Monday, April 13, 2015
Location, Location, Location by Gayle Bartos-Pool
In many novels and even short stories, location acts almost like a character. A great setting sets the stage for greater challenges whether it be physical places (Mt. Rushmore/North by Northwest), climatic as in climate (hurricanes/Key Largo or Herman Wouk’s Don’t Stop the Carnival), or the local natives (from Tarzan’s Africa to the characters on Hollywood Blvd.)
For a short story, pick an easily understood setting because it needs less description; a dilapidated factory vs. a giant industrial firm making computer components for the military weapons used in…. If you get too technical, you will lose your audience and use up your word limit.

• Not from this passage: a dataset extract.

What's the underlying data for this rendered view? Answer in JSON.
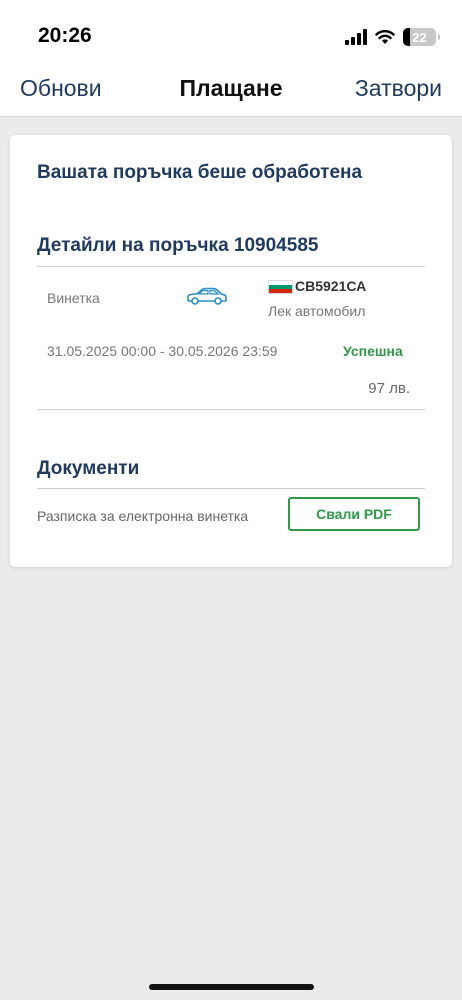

Get most of your facts right about places you only visit on the Internet; some readers are finicky about accurate descriptions of locales. If in doubt, fictionalize your locale. All the research you do will change your perception of that area even though you won’t use every bit of information that you discover. But your understanding of a region will color the entire story whether it is the incessant rain, blistering heat or rugged rocks.
Description of settings can educate the reader, but don’t get too detailed. Too much description stops the action. Some settings act as a general background. A short description such as: the local pub, conjures up a picture in the reader’s mind so you don’t have to go into elaborate detail. Some word pictures set the era and mood like the longer descriptions used by Anne Perry in her description of Queen Victoria’s England. The type of book and the mood you want to achieve should dictate the length of your descriptions.
Setting denotes the background of the character living there. A person living in a penthouse and running a huge corporation has a different outlook on life than does a guy living in a garage apartment working in a filling station. Whether you are describing a residence or a business, a character from one economic background will view the same setting through his or her own eyes. Where one person sees an efficient, profitable corporation, another will see it as a greedy, industrial monolith.
Setting also tells us how much time has passed (After two days a thick layer of dust covered every surface.)
If your story gets bogged down with too much description and it starts sounding like that travel log, describe those locations through dialogue. It will set the scene and add information from a particular character’s POV, so you not only see the surroundings, but you know how that character feels about it. Different characters can view settings differently depending on his or her personal perspective. (A woman in love can smell the flowers in the park, while her friend who just lost her job can see the wad of gum on the sidewalk.)
Use descriptions (sight, sound, smell) of locations to evoke an emotion, reaction, or establish mood. (A scummy swimming pool tells the reader the motel is seedy.) Setting can also take reader into another world (Tony Hillerman’s Indian reservation, Dick Francis’s racetrack.)
Remember “Chekov’s Gun” story. Don’t put something in a scene if it’s not going to be used. “One must not put a loaded rifle on the stage if no one is thinking of firing it.” (Anton Chekov 1889.) This tactic was used constantly in Murder, She Wrote. The camera always zoomed in on the “clue” about eight minutes into the show. During the last seven minutes Jessica Fletcher would recall that “clue” and solve the case. You always knew that clue would make a reappearance before the final credits rolled. The “clue” was part of the setting.
Treat your locations like a character. They have a lot to say.